The clash between the short-term gains versus the long-term opportunity costs of relying on heuristics is something that I think could be ameliorated in two main ways.
The first way would be to teach the heuristic and systematic approaches to learning things in parallel, only making connections when learners are interested in making them. There exists a qualification called “Use of Maths”. The name is misleading, the course content is barely any different from applied maths, but what if “Use of Maths” did exactly what it said on the tin? What if it was a subject that taught people heuristics that would be helpful in their lives, things that were mathematically derived but didn’t need to be understood systematically. People do not need to know how to calculate compound interest to be taught and to remember that a 25% APR on a loan is not a particularly good thing to be offered.

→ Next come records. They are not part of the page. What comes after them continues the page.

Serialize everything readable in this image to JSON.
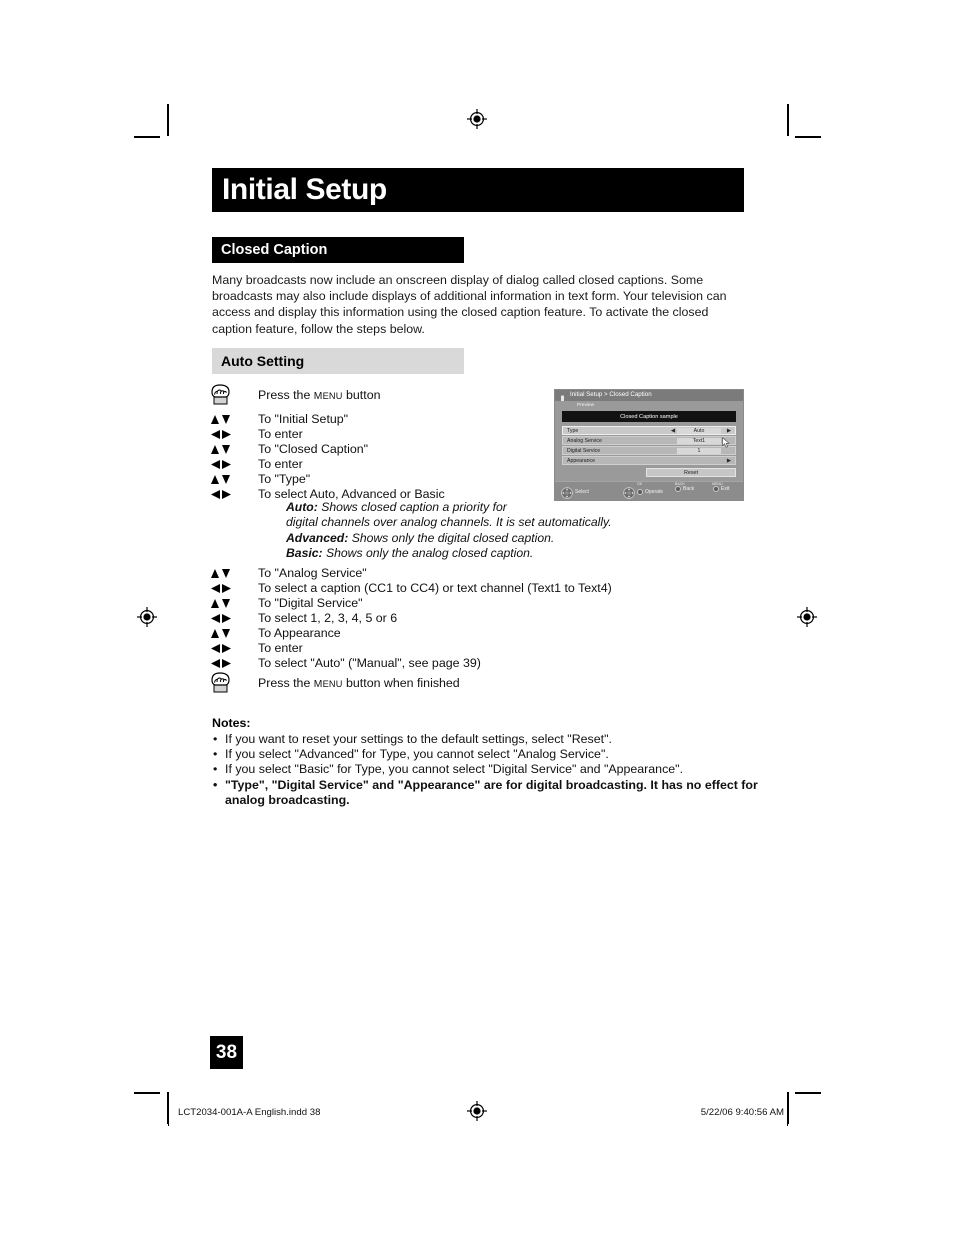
{
  "document": {
    "page_title": "Initial Setup",
    "page_number": "38"
  },
  "section": {
    "heading": "Closed Caption",
    "intro": "Many broadcasts now include an onscreen display of dialog called closed captions. Some broadcasts may also include displays of additional information in text form. Your television can access and display this information using the closed caption feature. To activate the closed caption feature, follow the steps below.",
    "sub_heading": "Auto Setting"
  },
  "steps_group_1": [
    {
      "icon": "hand-press-icon",
      "text_pre": "Press the ",
      "text_sc": "Menu",
      "text_post": " button"
    },
    {
      "icon": "up-down-arrows-icon",
      "text": "To \"Initial Setup\""
    },
    {
      "icon": "left-right-arrows-icon",
      "text": "To enter"
    },
    {
      "icon": "up-down-arrows-icon",
      "text": "To \"Closed Caption\""
    },
    {
      "icon": "left-right-arrows-icon",
      "text": "To enter"
    },
    {
      "icon": "up-down-arrows-icon",
      "text": "To \"Type\""
    },
    {
      "icon": "left-right-arrows-icon",
      "text": "To select Auto, Advanced or Basic"
    }
  ],
  "explanations": [
    {
      "term": "Auto:",
      "desc": " Shows closed caption a priority for"
    },
    {
      "term": "",
      "desc": "digital channels over analog channels.  It is set automatically."
    },
    {
      "term": "Advanced:",
      "desc": "  Shows only the digital closed caption."
    },
    {
      "term": "Basic:",
      "desc": "  Shows only the analog closed caption."
    }
  ],
  "steps_group_2": [
    {
      "icon": "up-down-arrows-icon",
      "text": "To \"Analog Service\""
    },
    {
      "icon": "left-right-arrows-icon",
      "text": "To select a caption (CC1 to CC4) or text channel (Text1 to Text4)"
    },
    {
      "icon": "up-down-arrows-icon",
      "text": "To \"Digital Service\""
    },
    {
      "icon": "left-right-arrows-icon",
      "text": "To select 1, 2, 3, 4, 5 or 6"
    },
    {
      "icon": "up-down-arrows-icon",
      "text": "To Appearance"
    },
    {
      "icon": "left-right-arrows-icon",
      "text": "To enter"
    },
    {
      "icon": "left-right-arrows-icon",
      "text": "To select \"Auto\" (\"Manual\", see page 39)"
    },
    {
      "icon": "hand-press-icon",
      "text_pre": "Press the ",
      "text_sc": "Menu",
      "text_post": " button when finished"
    }
  ],
  "notes": {
    "heading": "Notes:",
    "items": [
      "If you want to reset your settings to the default settings, select \"Reset\".",
      "If you select \"Advanced\" for Type, you cannot select \"Analog Service\".",
      "If you select \"Basic\" for Type, you cannot select \"Digital Service\" and \"Appearance\".",
      "\"Type\", \"Digital Service\" and \"Appearance\" are for digital broadcasting.  It has no effect for analog broadcasting."
    ]
  },
  "osd": {
    "breadcrumb": "Initial Setup > Closed Caption",
    "preview_label": "Preview",
    "sample_text": "Closed Caption sample",
    "rows": [
      {
        "label": "Type",
        "value": "Auto",
        "left_arrow": "◀",
        "right_arrow": "▶",
        "selected": true,
        "has_box": true
      },
      {
        "label": "Analog Service",
        "value": "Text1",
        "left_arrow": "",
        "right_arrow": "",
        "selected": false,
        "has_box": true
      },
      {
        "label": "Digital Service",
        "value": "1",
        "left_arrow": "",
        "right_arrow": "",
        "selected": false,
        "has_box": true
      },
      {
        "label": "Appearance",
        "value": "",
        "left_arrow": "",
        "right_arrow": "▶",
        "selected": false,
        "has_box": false
      }
    ],
    "reset_label": "Reset",
    "footer": [
      {
        "sup": "",
        "label": "Select",
        "control": "dpad"
      },
      {
        "sup": "OK",
        "label": "Operate",
        "control": "dpad-dot"
      },
      {
        "sup": "BACK",
        "label": "Back",
        "control": "dot"
      },
      {
        "sup": "MENU",
        "label": "Exit",
        "control": "dot"
      }
    ]
  },
  "footer": {
    "left": "LCT2034-001A-A English.indd   38",
    "right": "5/22/06   9:40:56 AM"
  },
  "colors": {
    "title_bar_bg": "#000000",
    "sub_bar_bg": "#d9d9d9",
    "osd_bg": "#9a9a9a",
    "osd_header_bg": "#7b7b7b",
    "osd_sample_bg": "#121212"
  }
}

The collection of useful facts that people can know about dealing with money, and more generally with risk, as well as how to better recognise manipulation and deception relating to quantifiable events, are things that can be learned pretty much in isolation from their systematic underpinnings, by whatever heuristic methods people find helps them to remember the key facts.
The second way of aligning heuristic learning with the painstaking effort of systematic learning would be to make systematic learning less painstaking. One way of doing this would be through interacting with artificial environments in which heuristics applied that taught things which corresponded rather than clashed with what systematic approaches to learning would teach, such as games that were constructed to teach mathematical procedures while also being enjoyably playable; your brain would like them even if you didn’t.
What I’ve more and more come to realise is that no one really knows with much surety what the important things are for people to learn to prepare them for the future. I do still think though that whatever approaches reduce the insight lag between people’s System Two and System One thinking ought to be worth trying.